We also see that mediation is developing in other jurisdictions, and many are enacting legislation to provide support for the process. I believe we will continue to see development in this space.
FICL: What are your insights regarding the recently passed Indian Mediation Act of 2023?
Gloria Lim: The passage of the Indian Mediation Act of 2023 is a significant development, reflecting India's commitment to providing a comprehensive framework supporting alternative dispute resolution mechanisms, and giving users a range of useful dispute resolution options. Mediation supports a collaborative approach to dispute resolution, and will be useful for example for disputes where parties have an ongoing relationship which they wish to preserve, or want the flexibility to explore solutions that may not be covered by the contractual terms.
FICL: Are there any specific routines or activities you would suggest young lawyers consistently undertake to enhance their expertise in the arbitration field?

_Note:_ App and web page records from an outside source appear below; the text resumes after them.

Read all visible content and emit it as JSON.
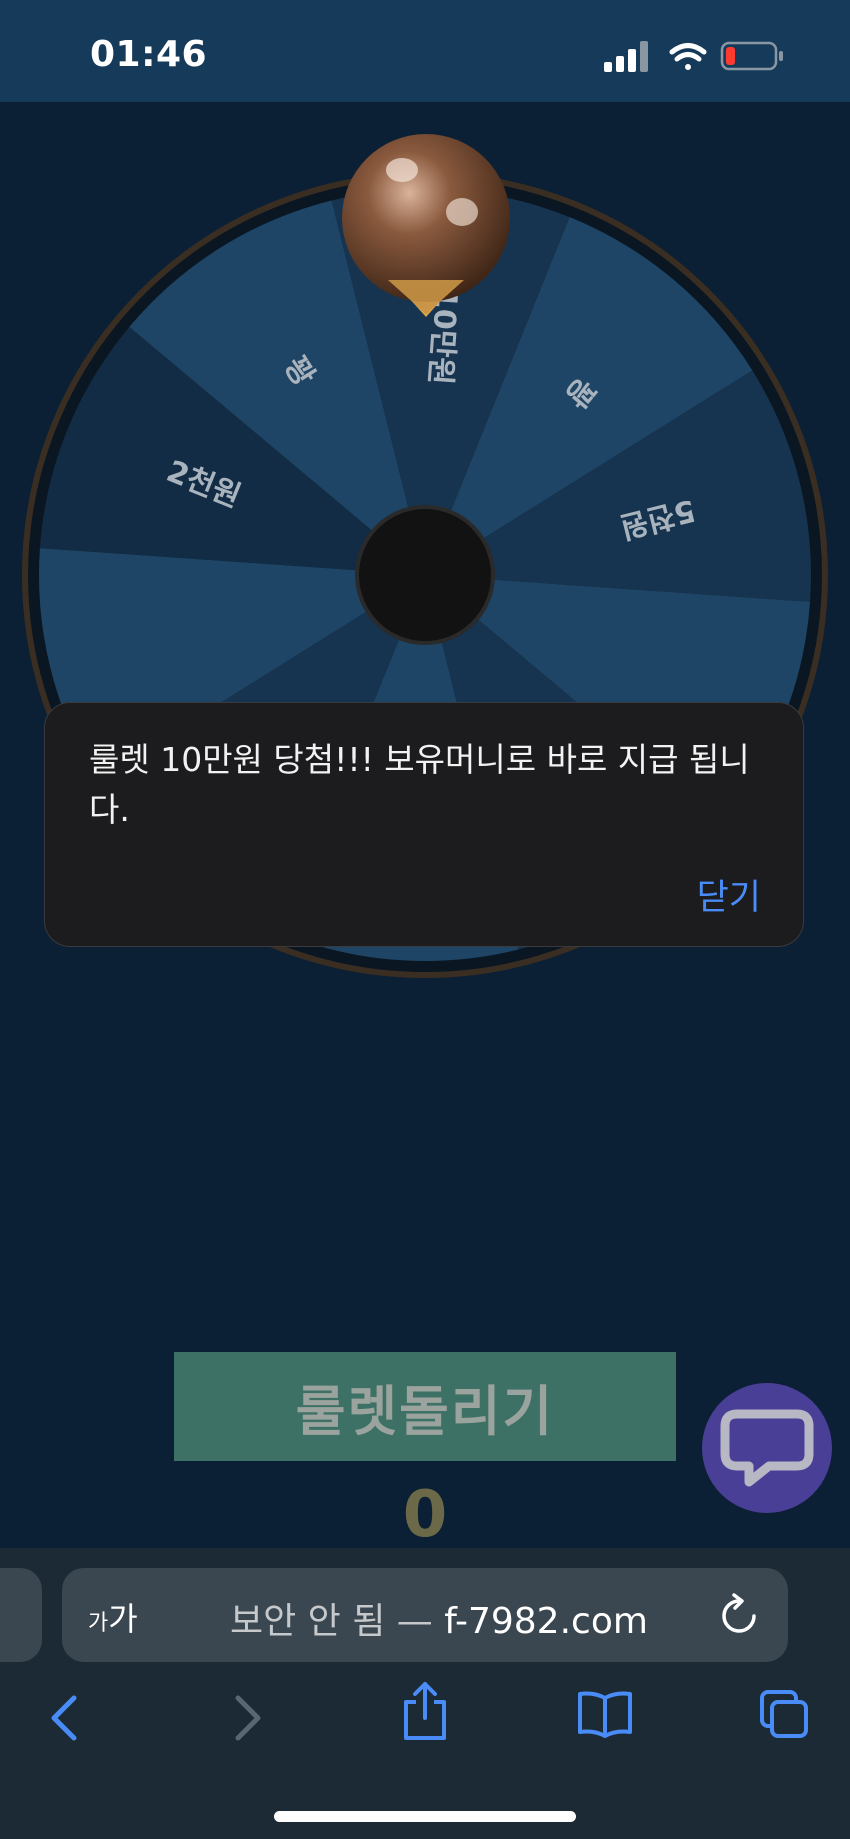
{
  "status": {
    "time": "01:46",
    "icons": [
      "cellular-signal-icon",
      "wifi-icon",
      "battery-low-icon"
    ]
  },
  "roulette": {
    "segments": [
      {
        "label": "10만원",
        "color": "#16344f"
      },
      {
        "label": "꽝",
        "color": "#1e4566"
      },
      {
        "label": "5천원",
        "color": "#16344f"
      },
      {
        "label": "",
        "color": "#1e4566"
      },
      {
        "label": "",
        "color": "#16344f"
      },
      {
        "label": "",
        "color": "#1e4566"
      },
      {
        "label": "",
        "color": "#16344f"
      },
      {
        "label": "",
        "color": "#1e4566"
      },
      {
        "label": "2천원",
        "color": "#112c44"
      },
      {
        "label": "꽝",
        "color": "#1e4566"
      }
    ],
    "spin_button_label": "룰렛돌리기",
    "spin_count": "0"
  },
  "dialog": {
    "message": "룰렛 10만원 당첨!!! 보유머니로 바로 지급 됩니다.",
    "close_label": "닫기"
  },
  "browser": {
    "text_size_small": "가",
    "text_size_large": "가",
    "security_label": "보안 안 됨 —",
    "domain": "f-7982.com"
  },
  "colors": {
    "background": "#0b2035",
    "accent_link": "#4a8cf7",
    "spin_button": "#3e7165",
    "chat_button": "#4a3f97"
  }
}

Gloria Lim: Developing expertise in the field of arbitration is a dynamic journey that involves a combination of learning, practical experience, and forming deep networks. For young lawyers aspiring to enhance their proficiency in arbitration, I would suggest that they develop a lifelong interest in learning and regularly read legal publications, journals, and updates on international arbitration to stay informed about recent developments, landmark cases, and emerging trends.
Participating in arbitration conferences, seminars, and workshops is also important for younger practitioners to learn from experts, gain insights into best practices, and interact with other practitioners.
There are a number of arbitration courses that are particularly useful for younger practitioners in gaining a comprehensive understanding of arbitration principles, procedures, and best practices.
I think that by incorporating these routines and activities into their professional development, young lawyers can build a strong foundation and expertise in the field of arbitration.